As a general rule, comparison programs with federal data sets must be implemented as part of a correspondence agreement between the source and the recipient agencies. The correspondence agreement describes the purpose and procedures for comparison and defines the protection of matching data sets. The agreement is subject to verification and approval by a Data Integrity Board. Any federal authority involved in a matching operation must set up a Data Integrity Board. In accordance with Article 5.C No. 552a (o), records contained in a data system may only be disclosed to a receiving agency or a non-federal agency for use in a computer matching program (CMA) between the source agency and the receiving agency or a non-federal agency. The department requires that THE CMAs be developed and approved for each matching program within the meaning of the statute. Notes for approved computer matching agreements that have been published in the federal registry are listed below: A computer matching program is required, pursuant to the Privacy Act of 1974, for any computerized comparison of two automated data sets or a non-federal registration system, to determine or verify eligibility or compliance, as it relates to cash or in-kind payments or under federal programs. The Computer Matching and Privacy Protection Act of 1988 (the Act), Pub.L.100-503, amends the Privacy Act of 1974 and establishes procedural safeguards that compromise the use of Privacy Act data by authorities in the execution of certain types of computerized matching programs. The law regulates the use of computer registration by federal authorities, who are required to keep personally identifiable data records in a recording system subject to the Data Protection Act.

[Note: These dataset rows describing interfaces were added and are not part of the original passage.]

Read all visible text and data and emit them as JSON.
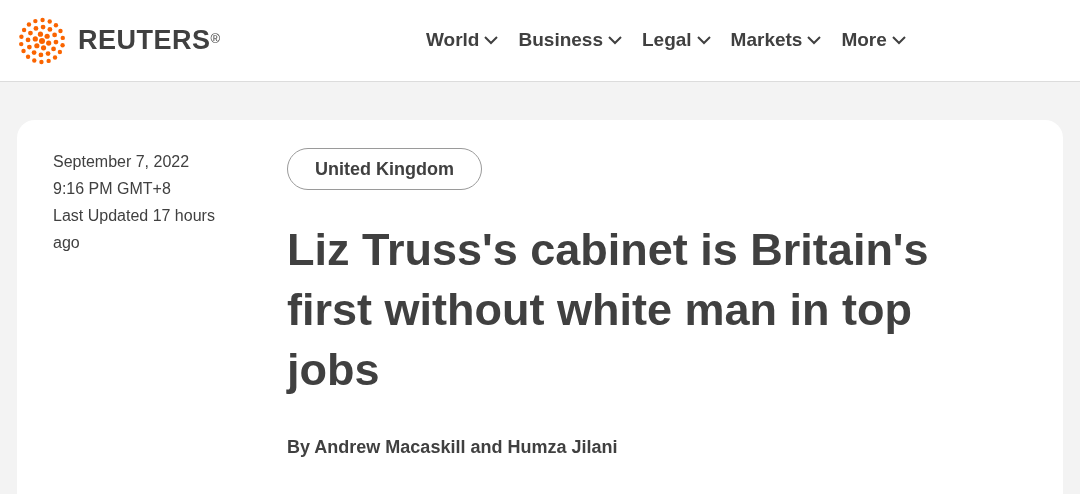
{
  "brand": {
    "name": "REUTERS",
    "mark": "®"
  },
  "nav": [
    {
      "label": "World"
    },
    {
      "label": "Business"
    },
    {
      "label": "Legal"
    },
    {
      "label": "Markets"
    },
    {
      "label": "More"
    }
  ],
  "article": {
    "meta": [
      "September 7, 2022",
      "9:16 PM GMT+8",
      "Last Updated 17 hours ago"
    ],
    "tag": "United Kingdom",
    "headline": "Liz Truss's cabinet is Britain's first without white man in top jobs",
    "byline": "By Andrew Macaskill and Humza Jilani"
  }
}
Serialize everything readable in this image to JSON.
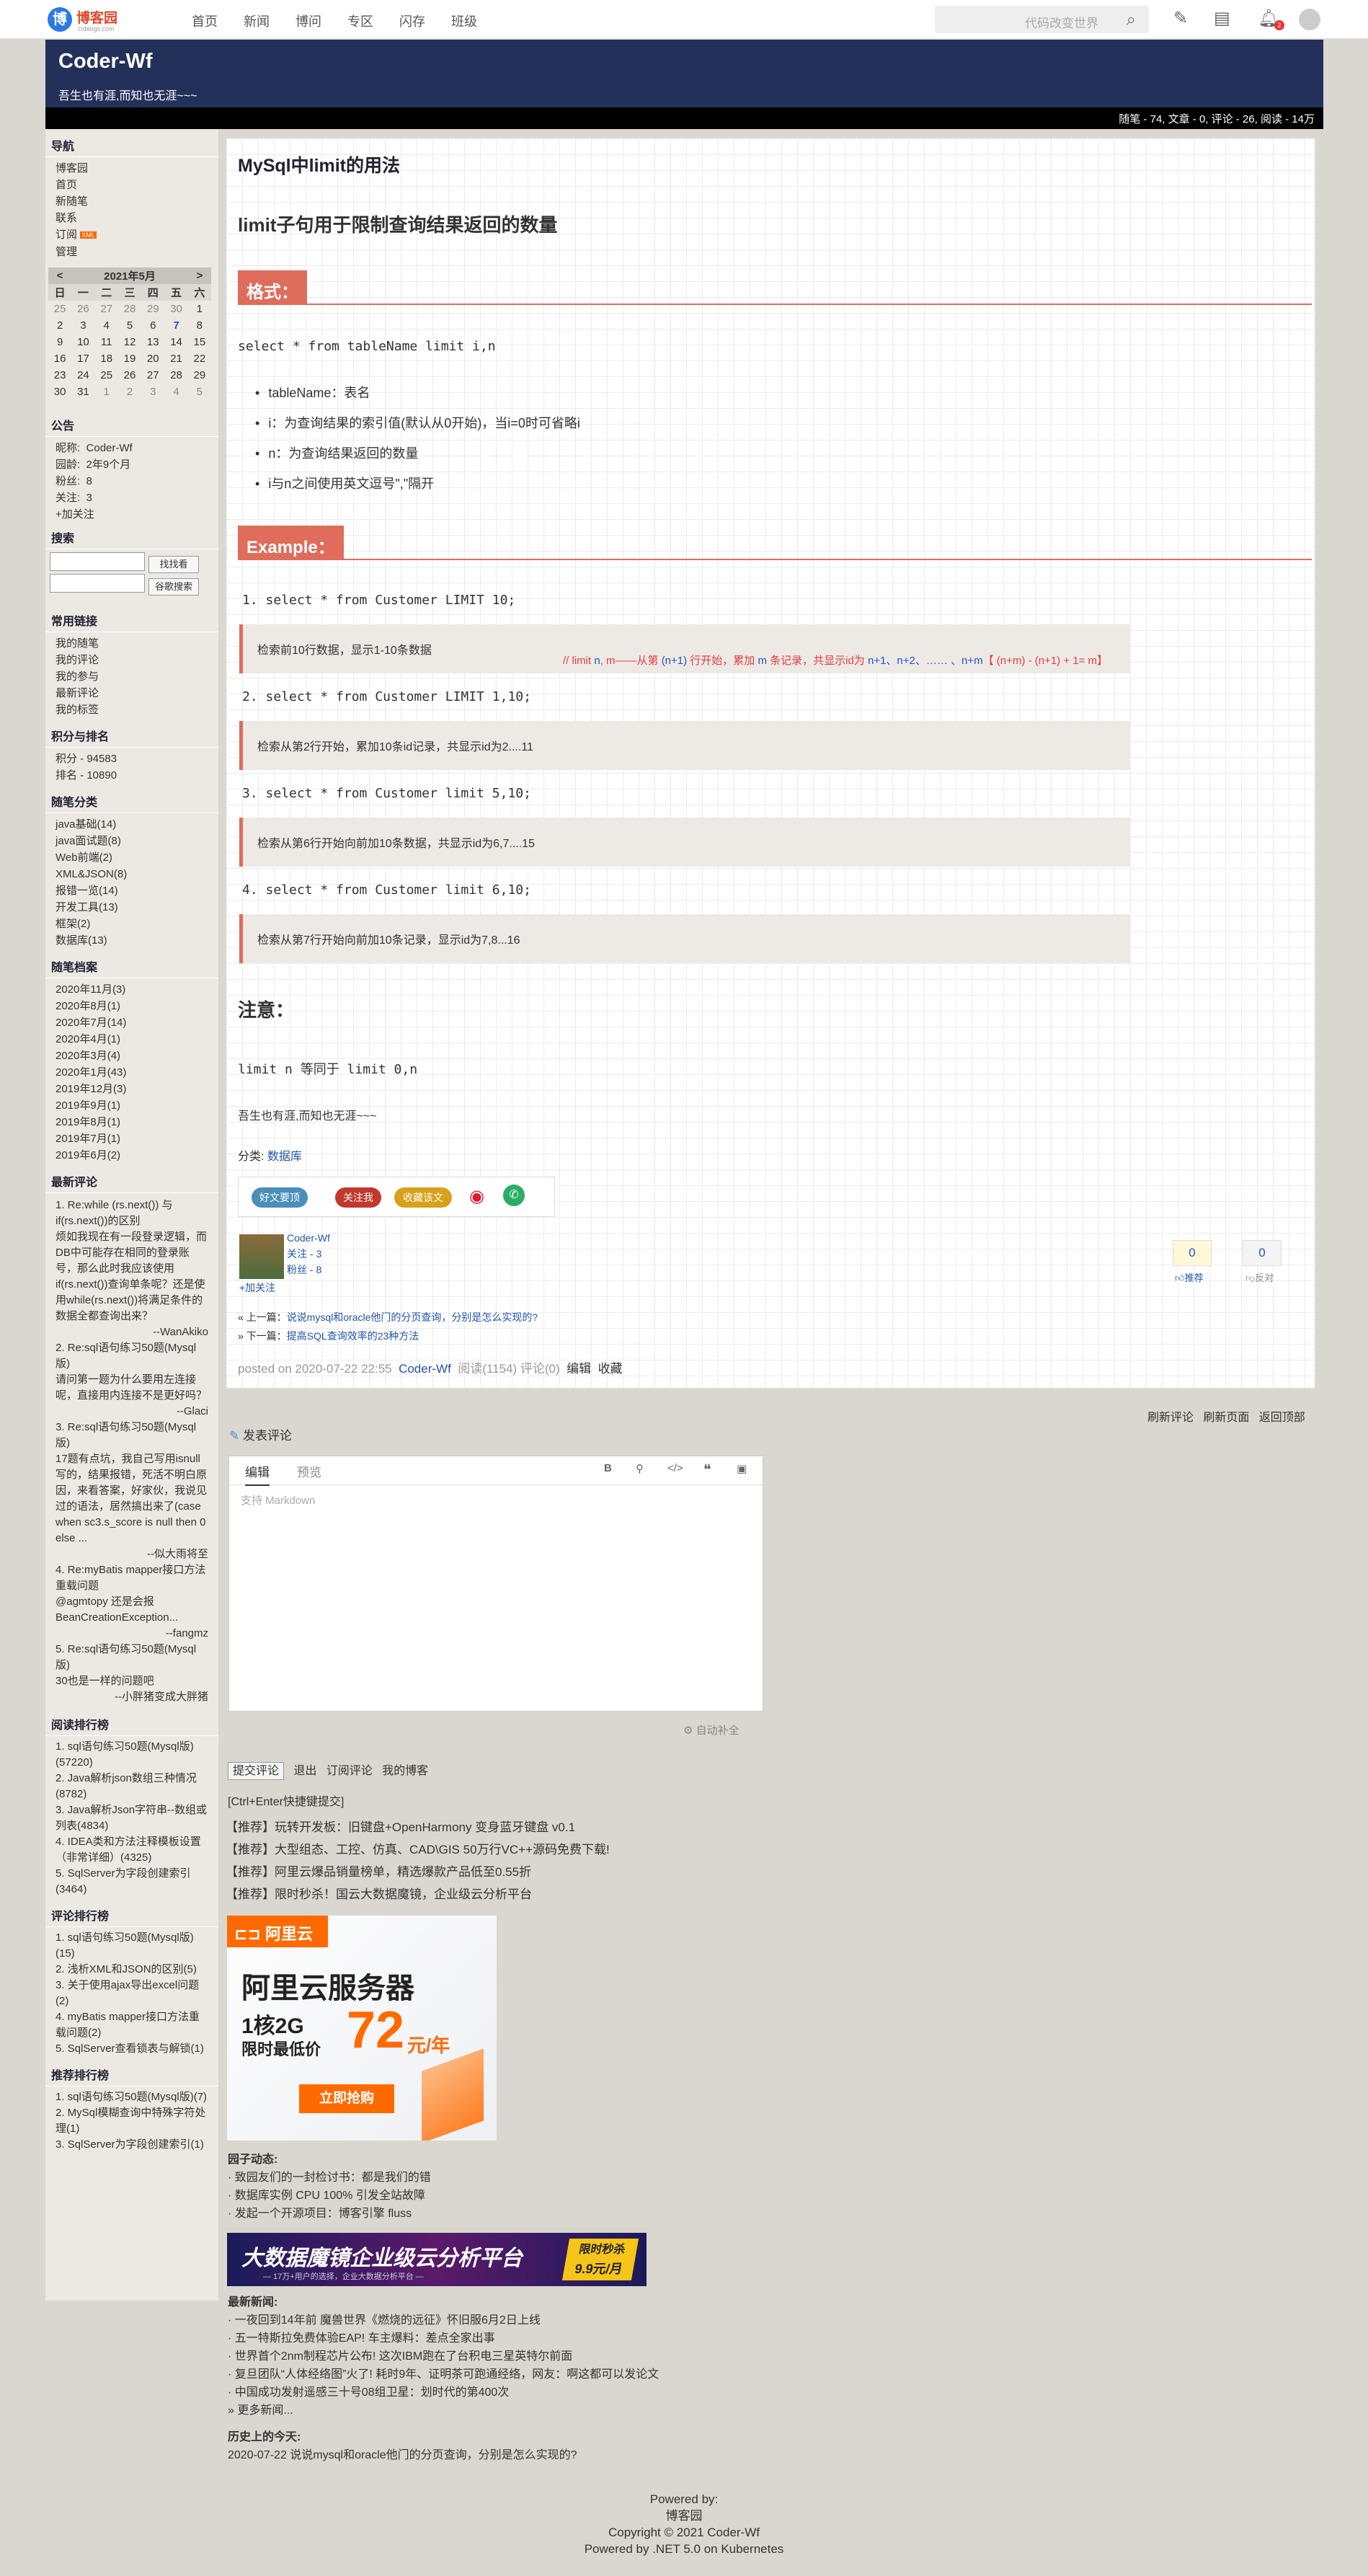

The law requires agencies to have written agreements setting out the conditions under which matches must be implemented. The law applies to computerized comparison between federal authorities of two or more automated data sets (or federal personnel or wage settlement systems) or between a federal authority and a non-federal authority. Computer matching programs are more often indicated than computer or CMA agreement agreements. Computer comparison refers to the computerized comparison of data sets for the purposes of determining or verifying eligibility for a federal benefit program or recovering payments or debts under these programs. The Computer Matching and Privacy Protection Act of 1988 regulates the use of matching computing by federal authorities. However, games organized for statistical, research, enforcement, taxation and certain other purposes are not subject to such regulation. A comparison program may be subject to the requirements of the Computer Matching Act if records are used from a Privacy Act data system during the program. If the registrations of the Federal Data Protection Act are cross-referenced with government or local datasets, the government or local comparison program may be subject to the new matching requirements.